For us, AI is all about prediction, it's all about detecting that, "Hey, this room is being booked by somebody who's not in the office, and the other person has declared that they're not going to be in the office. Therefore, cancel that room, get them on a Zoom call and problem solved."
Detecting those situations and being able to predict when that's going to happen is extremely important for space management. And that's the kind of stuff that we build with our software, but it's also kind of how the future of the workplace will be. It'll be very kind of predictive of what's going to happen, so they can optimize.
And it's going to turn into people using other people's spaces, too. Maybe your neighbor downstairs isn't using their space and it's like it's going to give you hints around that, it's going to give them a revenue opportunity.

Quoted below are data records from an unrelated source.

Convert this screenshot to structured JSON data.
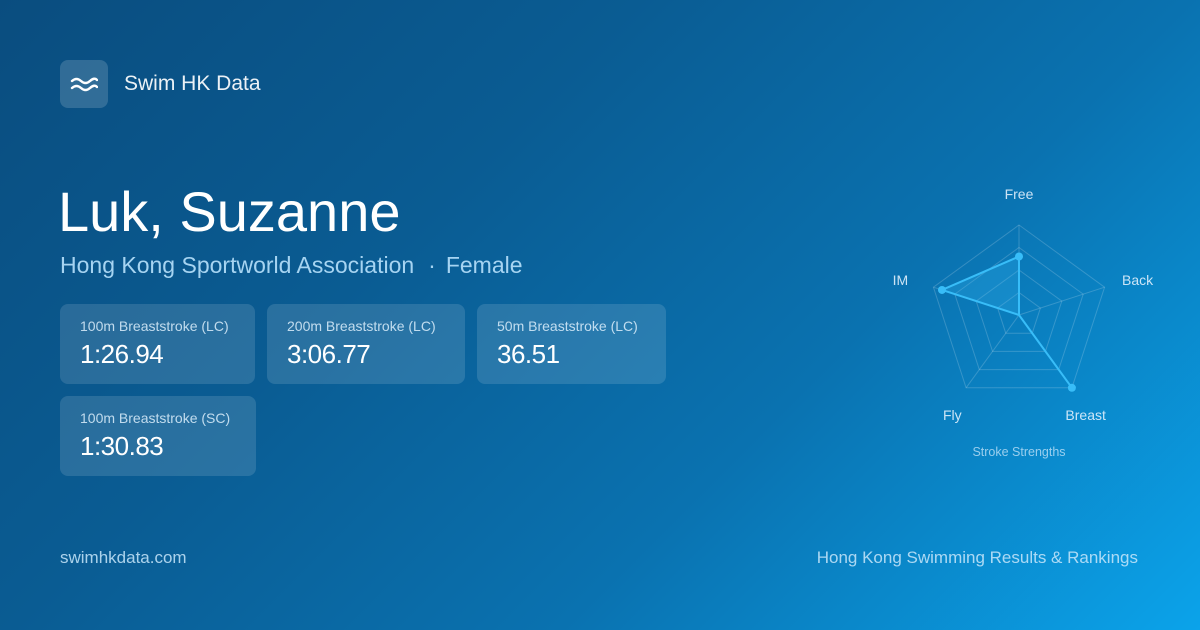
{
  "brand": {
    "logo_icon": "wave-icon",
    "name": "Swim HK Data"
  },
  "swimmer": {
    "name": "Luk, Suzanne",
    "club": "Hong Kong Sportworld Association",
    "separator": "·",
    "gender": "Female"
  },
  "best_times": [
    {
      "event": "100m Breaststroke (LC)",
      "time": "1:26.94"
    },
    {
      "event": "200m Breaststroke (LC)",
      "time": "3:06.77"
    },
    {
      "event": "50m Breaststroke (LC)",
      "time": "36.51"
    },
    {
      "event": "100m Breaststroke (SC)",
      "time": "1:30.83"
    }
  ],
  "chart_data": {
    "type": "radar",
    "title": "Stroke Strengths",
    "axes": [
      "Free",
      "Back",
      "Breast",
      "Fly",
      "IM"
    ],
    "values": [
      0.65,
      0.0,
      1.0,
      0.0,
      0.9
    ],
    "range": [
      0,
      1
    ],
    "grid_levels": 4,
    "colors": {
      "line": "#38bdf8",
      "fill": "rgba(56,189,248,0.25)",
      "grid": "rgba(255,255,255,0.18)"
    }
  },
  "footer": {
    "domain": "swimhkdata.com",
    "tagline": "Hong Kong Swimming Results & Rankings"
  }
}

So, we're really excited about just the space and the automation that's possible and the insights.
Yeah, I actually talked to a startup recently who's doing, basically, like the Airbnb version of offices. We're like, "Hey, just come use this office for a day and pay us 200 bucks or something. Or use it for a month." And I actually think that's a pretty interesting idea. I'm sure plenty of other people are doing that as well.
Last question. Same question I ask everybody at the end of the interview which is, at CEO.com, we believe chances are just as important when they're given as when they're taken. So, we take chances on ourselves and other people and things like that, but also we have the opportunity to give chances, and sometimes those chances that are given to us are super meaningful and life changing. And I wonder if there's anyone who has changed your life and given you a chance that you could tell us about?
Yeah, I completely agree with that. And I actually think there's another level of it which is like, they've given you a chance and you screwed it up, and they still continue to give you a chance. And I think that that is even next level. So, I would absolutely say, our investors, for sure, Matt Murphy, in particular, from Menlo Ventures, the guy is just super resilient when it comes to like, "No, Larry, you're going to figure this out. And look at the market, it's like this."
But it also leads to opportunity, and I know that you're only seeing what you're seeing, but it also can get better. And then, there it is. There's that motivation that I needed to really push on this very tricky initiative that we wanted to do.
Matt's been really, really awesome. It's really great when you can have a board that you like, and especially investors that you can really, really like. Matt has been an absolute star for us. I'll call him for the randomest of things, "Oh, this exec is leaving, and what should I do on this?" And he's like, "Oh, this is the one you've been talking about for the last six months, as you've been having trouble."
It's like, "Yeah, but it's different this time." He's like, "No, it's not. It's always like this. It's fine. Don't worry about it. Stop freaking out so much. This is totally normal. And here's the people I know.
And it's really cool when somebody can have your back, despite them knowing this is going to screw up their investment for the next however long. Matt's been awesome. He's been super supportive, the ups and downs, and you really want that in investors. So, yeah, really, really big fan.
Ah, that's incredible.
Larry, thank you so much for coming on. I encourage everybody to go to envoy.com. I think you've built something incredible. I can't wait to see where you take it. Good to see you, my friend. Thanks so much.
Nice. Absolutely. Thanks for having me.